WHAT IS EXPECTED: Please return every line of the records that contains the word "icon".

[Stored items from a collection]
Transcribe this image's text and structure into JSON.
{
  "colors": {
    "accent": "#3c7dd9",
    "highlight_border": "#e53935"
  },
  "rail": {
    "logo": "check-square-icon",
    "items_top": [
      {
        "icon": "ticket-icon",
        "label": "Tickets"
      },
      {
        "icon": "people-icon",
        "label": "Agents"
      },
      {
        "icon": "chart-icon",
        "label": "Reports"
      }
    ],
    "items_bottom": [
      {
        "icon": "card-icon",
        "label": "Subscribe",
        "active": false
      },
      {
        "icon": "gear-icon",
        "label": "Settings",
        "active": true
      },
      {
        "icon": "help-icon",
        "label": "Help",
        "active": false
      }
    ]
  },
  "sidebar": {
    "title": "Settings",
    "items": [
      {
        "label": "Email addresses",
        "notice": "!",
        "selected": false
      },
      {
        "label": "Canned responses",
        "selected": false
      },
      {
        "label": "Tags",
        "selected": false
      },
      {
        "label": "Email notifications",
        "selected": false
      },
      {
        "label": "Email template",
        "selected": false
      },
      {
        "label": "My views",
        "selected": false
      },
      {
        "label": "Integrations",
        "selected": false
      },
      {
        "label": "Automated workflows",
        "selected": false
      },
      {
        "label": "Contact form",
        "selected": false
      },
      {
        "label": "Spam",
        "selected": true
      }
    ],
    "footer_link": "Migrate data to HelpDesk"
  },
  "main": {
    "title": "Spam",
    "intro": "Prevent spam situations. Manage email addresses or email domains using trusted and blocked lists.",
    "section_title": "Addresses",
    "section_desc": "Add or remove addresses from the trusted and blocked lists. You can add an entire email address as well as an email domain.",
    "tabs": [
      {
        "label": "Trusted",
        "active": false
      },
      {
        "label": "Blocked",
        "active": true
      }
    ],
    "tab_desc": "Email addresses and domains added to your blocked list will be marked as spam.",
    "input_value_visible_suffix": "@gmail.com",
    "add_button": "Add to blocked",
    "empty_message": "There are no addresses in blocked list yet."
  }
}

SOLUTION TO THIS TASK:
    "logo": "check-square-icon",
        "icon": "ticket-icon",
        "icon": "people-icon",
        "icon": "chart-icon",
        "icon": "card-icon",
        "icon": "gear-icon",
        "icon": "help-icon",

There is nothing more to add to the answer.